Biothical evaluation of research involving human subjects published in Latin America and the Caribbean
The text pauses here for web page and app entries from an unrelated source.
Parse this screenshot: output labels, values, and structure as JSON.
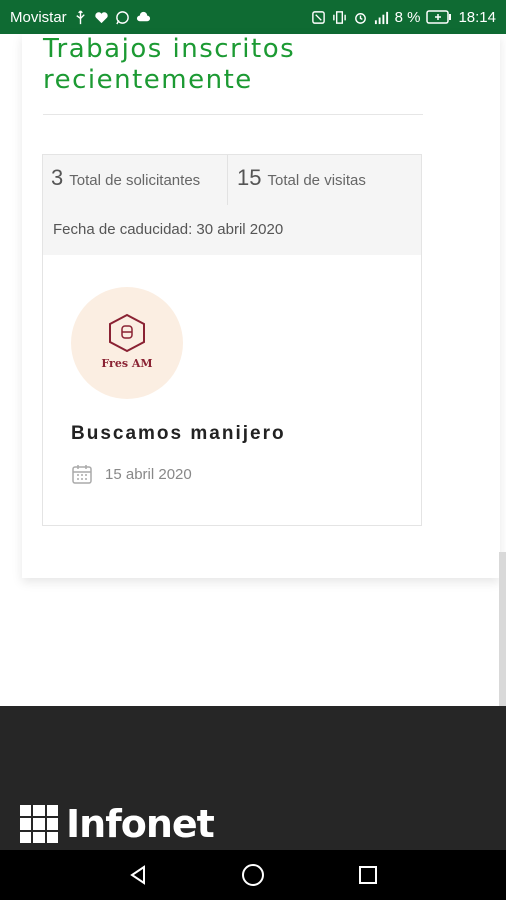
{
  "status_bar": {
    "carrier": "Movistar",
    "battery": "8 %",
    "time": "18:14",
    "icons_left": [
      "usb-icon",
      "heart-icon",
      "whatsapp-icon",
      "cloud-icon"
    ],
    "icons_right": [
      "nfc-icon",
      "vibrate-icon",
      "alarm-icon",
      "signal-icon",
      "battery-icon"
    ]
  },
  "section": {
    "title": "Trabajos inscritos recientemente"
  },
  "job": {
    "applicants_count": "3",
    "applicants_label": "Total de solicitantes",
    "visits_count": "15",
    "visits_label": "Total de visitas",
    "expiry": "Fecha de caducidad: 30 abril 2020",
    "company_logo_text": "Fres AM",
    "title": "Buscamos manijero",
    "date": "15 abril 2020"
  },
  "footer": {
    "brand": "Infonet"
  },
  "colors": {
    "status_bar": "#0f6b33",
    "accent_green": "#1c9a33",
    "logo_bg": "#fbeee2",
    "logo_brand": "#8a2233",
    "footer_bg": "#262626"
  }
}
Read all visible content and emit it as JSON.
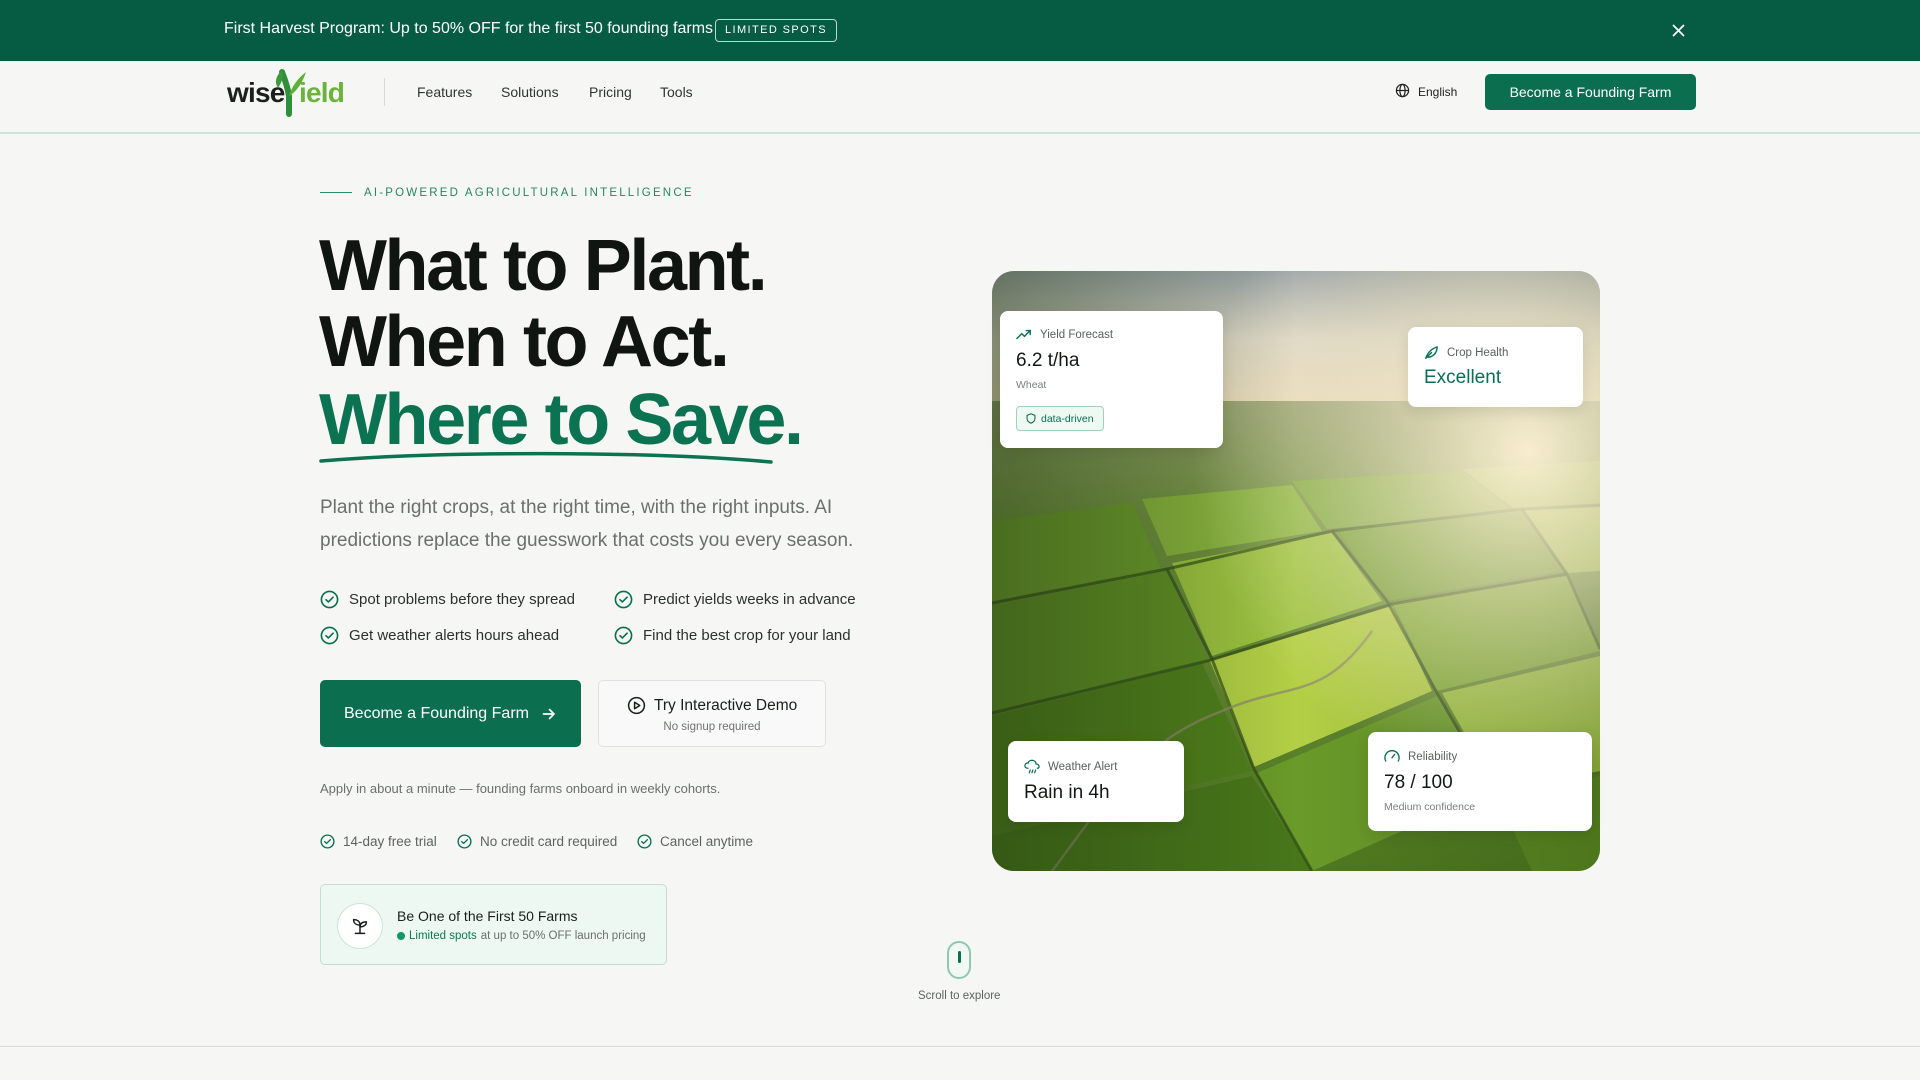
{
  "promo": {
    "text": "First Harvest Program: Up to 50% OFF for the first 50 founding farms",
    "badge": "LIMITED SPOTS"
  },
  "nav": {
    "logo_text": "wiseYield",
    "links": [
      "Features",
      "Solutions",
      "Pricing",
      "Tools"
    ],
    "language": "English",
    "cta": "Become a Founding Farm"
  },
  "hero": {
    "eyebrow": "AI-POWERED AGRICULTURAL INTELLIGENCE",
    "headline": "What to Plant. When to Act.",
    "headline_accent": "Where to Save.",
    "lede": "Plant the right crops, at the right time, with the right inputs. AI predictions replace the guesswork that costs you every season.",
    "features": [
      "Spot problems before they spread",
      "Predict yields weeks in advance",
      "Get weather alerts hours ahead",
      "Find the best crop for your land"
    ],
    "primary_cta": "Become a Founding Farm",
    "secondary_cta": "Try Interactive Demo",
    "secondary_cta_sub": "No signup required",
    "apply_note": "Apply in about a minute — founding farms onboard in weekly cohorts.",
    "trust": [
      "14-day free trial",
      "No credit card required",
      "Cancel anytime"
    ],
    "founding": {
      "title": "Be One of the First 50 Farms",
      "limited": "Limited spots",
      "rest": "at up to 50% OFF launch pricing"
    },
    "scroll": "Scroll to explore"
  },
  "cards": {
    "yield": {
      "label": "Yield Forecast",
      "value": "6.2 t/ha",
      "sub": "Wheat",
      "pill": "data-driven"
    },
    "crop": {
      "label": "Crop Health",
      "value": "Excellent"
    },
    "weather": {
      "label": "Weather Alert",
      "value": "Rain in 4h"
    },
    "reliability": {
      "label": "Reliability",
      "value": "78 / 100",
      "sub": "Medium confidence"
    }
  },
  "colors": {
    "brand": "#0a6e4f",
    "banner": "#055c43",
    "accent_text": "#0b7352",
    "background": "#f6f7f5"
  },
  "icons": {
    "close": "close-icon",
    "globe": "globe-icon",
    "check": "check-circle-icon",
    "arrow": "arrow-right-icon",
    "play": "play-circle-icon",
    "sprout": "sprout-icon",
    "trend": "trending-up-icon",
    "leaf": "leaf-icon",
    "cloud": "cloud-rain-icon",
    "gauge": "gauge-icon",
    "shield": "shield-icon"
  }
}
The explicit mention of bioethical requirements in biomedical publications involving human subjects and the inclusion of ethical criteria in the evaluation of scientific papers were investigated in a sample of journals from the Latin American and Caribbean Region. Through a selection criterion based on the indexation in databases MEDLINE and LILACS, access to complete texts and guidelines for contributors, among others, 41 scientific journals were identified, out of which 625 articles were reviewed. The results differ for drug trials (177 articles) or diagnostic clinical studies or non pharmacological treatment (448). A greater concern for ethical aspects was evident among the former (49% indicate informed consent and 46% review by ethics committee) than in the latter (32% indicate obtaining consent and 27% review by ethics committee). Also, a greater compliance with ethical regulations is observed in clinical trials phase II and III than in phase IV. The analysis of guidelines for constributors shows that in the reviewed journals editors' greatest concern refers to informed consent in the journals indexed in MEDLINE (50% asks for this requirement) and the approval by the ethics committees in the ones indexed in LILACS (in 43% it is requested). In general, the explicit compliance with ethical requirements reaches at the most 50% and there are no ethical references in almost 45% of the publications.